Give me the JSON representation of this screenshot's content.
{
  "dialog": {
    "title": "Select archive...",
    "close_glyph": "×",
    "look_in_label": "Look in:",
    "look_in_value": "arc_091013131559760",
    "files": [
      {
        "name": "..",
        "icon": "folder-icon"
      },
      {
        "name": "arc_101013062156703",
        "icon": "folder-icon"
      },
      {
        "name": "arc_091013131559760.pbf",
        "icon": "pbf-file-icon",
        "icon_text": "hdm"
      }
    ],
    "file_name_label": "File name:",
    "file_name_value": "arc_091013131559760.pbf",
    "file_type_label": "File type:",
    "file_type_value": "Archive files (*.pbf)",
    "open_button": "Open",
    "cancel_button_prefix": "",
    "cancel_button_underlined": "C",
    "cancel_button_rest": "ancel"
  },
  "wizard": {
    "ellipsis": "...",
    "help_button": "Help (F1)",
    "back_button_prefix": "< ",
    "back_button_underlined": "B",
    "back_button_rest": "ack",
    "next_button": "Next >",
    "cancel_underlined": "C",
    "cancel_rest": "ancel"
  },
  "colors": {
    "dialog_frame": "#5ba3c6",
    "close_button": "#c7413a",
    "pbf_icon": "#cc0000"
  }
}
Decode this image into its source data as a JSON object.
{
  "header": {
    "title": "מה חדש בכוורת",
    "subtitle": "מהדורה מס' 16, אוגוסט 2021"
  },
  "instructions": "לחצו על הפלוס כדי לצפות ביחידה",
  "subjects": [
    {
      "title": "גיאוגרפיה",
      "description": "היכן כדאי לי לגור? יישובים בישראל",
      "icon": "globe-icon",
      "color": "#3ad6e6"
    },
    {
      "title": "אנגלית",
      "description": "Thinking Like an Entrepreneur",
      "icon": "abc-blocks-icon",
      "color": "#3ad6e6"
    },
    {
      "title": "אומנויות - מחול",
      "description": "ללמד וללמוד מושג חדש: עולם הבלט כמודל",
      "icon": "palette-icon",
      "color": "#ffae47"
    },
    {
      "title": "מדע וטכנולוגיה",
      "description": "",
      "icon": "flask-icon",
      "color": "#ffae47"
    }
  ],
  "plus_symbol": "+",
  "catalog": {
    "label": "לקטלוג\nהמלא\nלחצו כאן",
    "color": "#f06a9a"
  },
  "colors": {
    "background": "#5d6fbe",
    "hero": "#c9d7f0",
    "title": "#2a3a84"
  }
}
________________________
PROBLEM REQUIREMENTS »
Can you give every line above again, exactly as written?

YOUR SOLUTION »
Give me the JSON representation of this screenshot's content.
{
  "dialog": {
    "title": "Select archive...",
    "close_glyph": "×",
    "look_in_label": "Look in:",
    "look_in_value": "arc_091013131559760",
    "files": [
      {
        "name": "..",
        "icon": "folder-icon"
      },
      {
        "name": "arc_101013062156703",
        "icon": "folder-icon"
      },
      {
        "name": "arc_091013131559760.pbf",
        "icon": "pbf-file-icon",
        "icon_text": "hdm"
      }
    ],
    "file_name_label": "File name:",
    "file_name_value": "arc_091013131559760.pbf",
    "file_type_label": "File type:",
    "file_type_value": "Archive files (*.pbf)",
    "open_button": "Open",
    "cancel_button_prefix": "",
    "cancel_button_underlined": "C",
    "cancel_button_rest": "ancel"
  },
  "wizard": {
    "ellipsis": "...",
    "help_button": "Help (F1)",
    "back_button_prefix": "< ",
    "back_button_underlined": "B",
    "back_button_rest": "ack",
    "next_button": "Next >",
    "cancel_underlined": "C",
    "cancel_rest": "ancel"
  },
  "colors": {
    "dialog_frame": "#5ba3c6",
    "close_button": "#c7413a",
    "pbf_icon": "#cc0000"
  }
}
Decode this image into its source data as a JSON object.
{
  "header": {
    "title": "מה חדש בכוורת",
    "subtitle": "מהדורה מס' 16, אוגוסט 2021"
  },
  "instructions": "לחצו על הפלוס כדי לצפות ביחידה",
  "subjects": [
    {
      "title": "גיאוגרפיה",
      "description": "היכן כדאי לי לגור? יישובים בישראל",
      "icon": "globe-icon",
      "color": "#3ad6e6"
    },
    {
      "title": "אנגלית",
      "description": "Thinking Like an Entrepreneur",
      "icon": "abc-blocks-icon",
      "color": "#3ad6e6"
    },
    {
      "title": "אומנויות - מחול",
      "description": "ללמד וללמוד מושג חדש: עולם הבלט כמודל",
      "icon": "palette-icon",
      "color": "#ffae47"
    },
    {
      "title": "מדע וטכנולוגיה",
      "description": "",
      "icon": "flask-icon",
      "color": "#ffae47"
    }
  ],
  "plus_symbol": "+",
  "catalog": {
    "label": "לקטלוג\nהמלא\nלחצו כאן",
    "color": "#f06a9a"
  },
  "colors": {
    "background": "#5d6fbe",
    "hero": "#c9d7f0",
    "title": "#2a3a84"
  }
}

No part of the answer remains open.